If you sell B2B products through partner channels, a sales playbook just might become the most effective marketing asset in your arsenal. That’s because a good playbook gets partners talking about your products directly with their customers.
Some playbooks are massive tomes focused on product details and corresponding messaging. Chances are, your partners will find such a playbook to be TMI. Instead, take the playbook sports metaphor to heart and wrap your core message around a repeatable “play” that a salesperson can run easily. They just pick the play that most closely matches the customer’s use case, industry, or persona—and let that guide the conversation.
Every effective playbook is different, and your product, channel characteristics, and target customers should guide the content. But we’ve found that the most effective partner playbooks share four characteristics. A partner playbook should:
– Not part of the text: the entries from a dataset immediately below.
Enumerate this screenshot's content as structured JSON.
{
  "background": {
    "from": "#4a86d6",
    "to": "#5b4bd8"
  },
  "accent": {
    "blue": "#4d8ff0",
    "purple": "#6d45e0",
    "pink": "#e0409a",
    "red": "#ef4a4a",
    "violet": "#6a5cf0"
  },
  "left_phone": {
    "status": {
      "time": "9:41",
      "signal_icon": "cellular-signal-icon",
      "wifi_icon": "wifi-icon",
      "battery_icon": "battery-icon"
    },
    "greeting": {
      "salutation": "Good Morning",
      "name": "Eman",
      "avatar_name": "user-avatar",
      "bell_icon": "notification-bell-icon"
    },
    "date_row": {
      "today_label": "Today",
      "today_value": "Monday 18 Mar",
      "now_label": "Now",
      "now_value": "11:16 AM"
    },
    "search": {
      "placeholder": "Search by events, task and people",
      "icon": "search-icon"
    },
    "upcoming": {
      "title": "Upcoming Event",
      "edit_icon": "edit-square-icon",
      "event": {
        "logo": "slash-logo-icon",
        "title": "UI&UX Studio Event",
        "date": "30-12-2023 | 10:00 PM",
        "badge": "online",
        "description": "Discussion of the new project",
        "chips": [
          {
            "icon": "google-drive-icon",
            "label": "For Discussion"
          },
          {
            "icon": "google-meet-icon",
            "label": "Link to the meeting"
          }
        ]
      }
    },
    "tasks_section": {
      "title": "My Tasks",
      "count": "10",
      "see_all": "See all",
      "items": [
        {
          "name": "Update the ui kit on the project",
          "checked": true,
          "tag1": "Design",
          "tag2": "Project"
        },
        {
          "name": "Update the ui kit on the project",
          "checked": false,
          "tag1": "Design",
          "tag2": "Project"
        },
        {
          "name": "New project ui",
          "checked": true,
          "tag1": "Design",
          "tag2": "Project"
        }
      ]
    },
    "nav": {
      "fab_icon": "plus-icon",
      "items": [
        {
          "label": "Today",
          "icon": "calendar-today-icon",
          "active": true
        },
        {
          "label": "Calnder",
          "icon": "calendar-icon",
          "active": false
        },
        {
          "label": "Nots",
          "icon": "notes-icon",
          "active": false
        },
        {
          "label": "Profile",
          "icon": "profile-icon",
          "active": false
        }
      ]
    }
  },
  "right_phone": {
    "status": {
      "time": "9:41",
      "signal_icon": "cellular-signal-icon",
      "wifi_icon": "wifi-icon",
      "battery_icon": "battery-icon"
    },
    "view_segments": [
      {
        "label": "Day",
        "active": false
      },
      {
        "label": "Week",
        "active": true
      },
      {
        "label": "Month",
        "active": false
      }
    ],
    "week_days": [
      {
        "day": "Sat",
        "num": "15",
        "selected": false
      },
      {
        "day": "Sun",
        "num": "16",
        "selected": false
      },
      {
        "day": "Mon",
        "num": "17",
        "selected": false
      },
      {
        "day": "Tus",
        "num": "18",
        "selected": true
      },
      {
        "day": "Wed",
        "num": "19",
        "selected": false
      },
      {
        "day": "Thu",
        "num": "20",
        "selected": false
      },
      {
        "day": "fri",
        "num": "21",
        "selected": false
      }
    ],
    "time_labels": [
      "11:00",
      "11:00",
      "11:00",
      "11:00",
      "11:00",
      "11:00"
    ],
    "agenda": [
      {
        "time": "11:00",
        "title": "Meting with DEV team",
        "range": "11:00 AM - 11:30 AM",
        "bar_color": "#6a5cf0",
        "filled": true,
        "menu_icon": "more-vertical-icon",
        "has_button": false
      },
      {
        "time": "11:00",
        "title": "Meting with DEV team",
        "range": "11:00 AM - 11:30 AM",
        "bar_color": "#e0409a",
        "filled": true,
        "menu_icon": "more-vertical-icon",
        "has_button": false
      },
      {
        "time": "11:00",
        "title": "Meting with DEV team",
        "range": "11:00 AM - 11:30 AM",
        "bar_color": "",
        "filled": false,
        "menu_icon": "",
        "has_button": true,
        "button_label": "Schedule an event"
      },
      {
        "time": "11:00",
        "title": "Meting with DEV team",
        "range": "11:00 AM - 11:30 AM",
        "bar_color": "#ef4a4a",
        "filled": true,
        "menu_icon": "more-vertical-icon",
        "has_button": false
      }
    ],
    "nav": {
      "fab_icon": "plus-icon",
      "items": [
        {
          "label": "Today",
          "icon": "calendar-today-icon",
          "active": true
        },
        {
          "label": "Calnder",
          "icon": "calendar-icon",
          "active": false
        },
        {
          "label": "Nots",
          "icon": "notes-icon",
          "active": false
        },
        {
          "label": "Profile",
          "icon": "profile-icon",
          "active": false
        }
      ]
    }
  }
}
- Go down easy. Make your playbook as straightforward and usable as possible. A salesperson should be able to find and review the right play for a specific customer in a flash. Pare down your message to what’s relevant to partners. Ideally, you create playbooks targeted at specific types of partners. That way your partners in one industry don’t have to wade through messaging that’s irrelevant to them. An interactive PDF may be the best possible form for a partner playbook because the internal links within the PDF help the salesperson navigate to the right information quickly.
- Follow a predictable formula. A repeatable play—whether in sales or football—provides consistent guidance. Break down plays into pieces that suit your products and a typical sales situation. Depending on your product, every play might include a use case, probing questions, messages targeted at specific personas, and clear next steps.
- Address real-world objections. Help partner salespeople keep the conversation going by preparing them to handle objections. Learn more about common real-world objections and misconceptions about your products by talking to your own salespeople. They know how to address the little digs that competitors might say about your products, but those same—easily addressed—objections might leave partners feeling vulnerable.
- Explain how you can help. Clearly list all the resources you’ve assembled to help partners. Be sure to highlight any programs you have to help them close the deal, such as proof-of-concept guidance, free trials, and sales assistance.
Sound complicated? It’s not. Give us a call. We’d be happy to talk to you about creating a sales playbook that your partners will rave about—and use to drive sales for both companies.
Stay tuned for more about the five most useful partner marketing assets as our Partner Marketing Blog Series continues.
Next up: partner-facing PowerPoint pitch decks